Violence in Egypt takes a toll on economy | World| Breakings news and perspectives from around the globe | DW | 16.08.2013
  1. Inhalt
  2. Navigation
  3. Weitere Inhalte
  4. Metanavigation
  5. Suche
  6. Choose from 30 Languages


Violence in Egypt takes a toll on economy

Egypt's economy is beginning to feel the effects of the ongoing violence as international firms temporarily halt production. The lucrative tourism industry is particularly hard hit as visitors stay away from the country.

The bloody unrestis taking its toll of Egypt's economy. Demand for travel to the country has dropped significantly, German tour operators said. Some international companies have temporarily shut down production. German companies, however, do not plan to withdraw from Egypt, according to the Chambers of Commerce and Industry (DIHK), a German trade association.

"The businesses that are there will not throw in the towel," DIHK head of foreign trade Volker Treier said. However, the 80 German businesses in the country that employ about 24,000 Egyptians will have to temporarily shut down. "Logistics chains have broken down, some workers can't even reach the production sites," Treier added. "There is a standstill."

Camels, Pyramides of Gizeh

The pyramides are a popular tourist destintation

Sit tight and wait

Electrolux, the world's second-largest producer of home appliances, has closed down production in Egypt until further notice - about 7,000 employees are affected. A company spokesman said reopening would be considered on Saturday. General Motors has also halted the assembly lines in the plant near Cairo. Here, about 1,400 employees are affected.

Europe's largest oil concern, Royal Dutch/Shell also shut its offices for the next few days. Fears that the unrest might have consequences for crude oil shipments through the Suez Canal have prompted a rise in the price of oil: at $111, a barrel of Brent costs more than it has in the past four months, even though Egypt itself is not an important oil supplier.

"No surge in cancellations"

The recent spate of violence is a disaster for Egypt's tourism industry. The country with its 84 million inhabitants is dependent on income from the tourist trade. But bookings are a far cry from what they were before the Arab Spring, when revenue from tourism amounted to about 10 billion euros ($13.2 billion). Revenue has dropped since by about a third. Now, Nile cruises are also being cancelled, and trips to the temples are no longer possible.

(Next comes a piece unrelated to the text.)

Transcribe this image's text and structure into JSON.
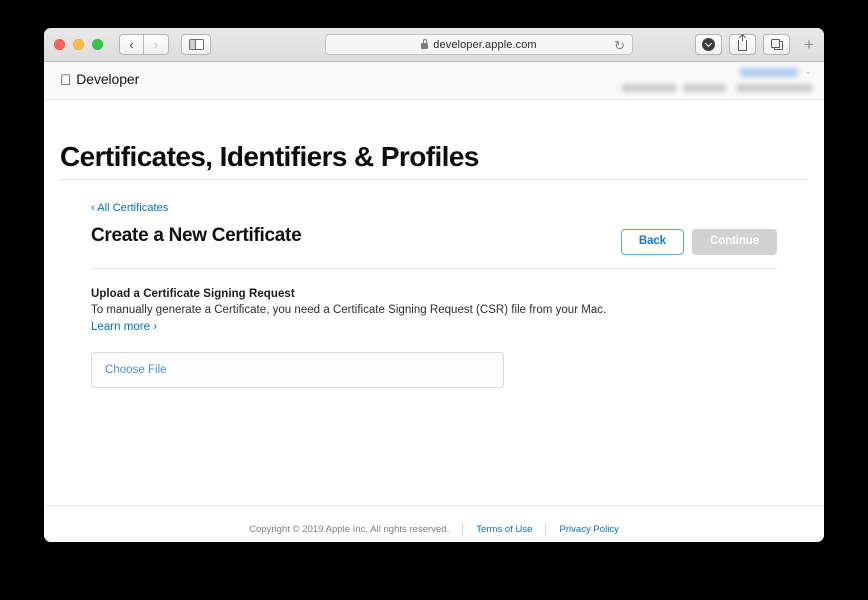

German firms won't give up, Treier says

Foreign Ministry issues travel alert

German tour operator TUI said on Friday that it would cancel all trips to Egypt until September 15. TUI Travel Deutschland and Thomas Cook Germany said customers with trips planned to Egypt would be permitted to change their destination free of charge.

The move came after the Foreign Ministry in Berlin issued a travel warning for all of Egypt. Previously, the ministry had warned only against trips to Cairo and tourist hotspots in Upper Egypt like Luxor, Aswan, the Nile Delta and Nile cruises.

DW recommends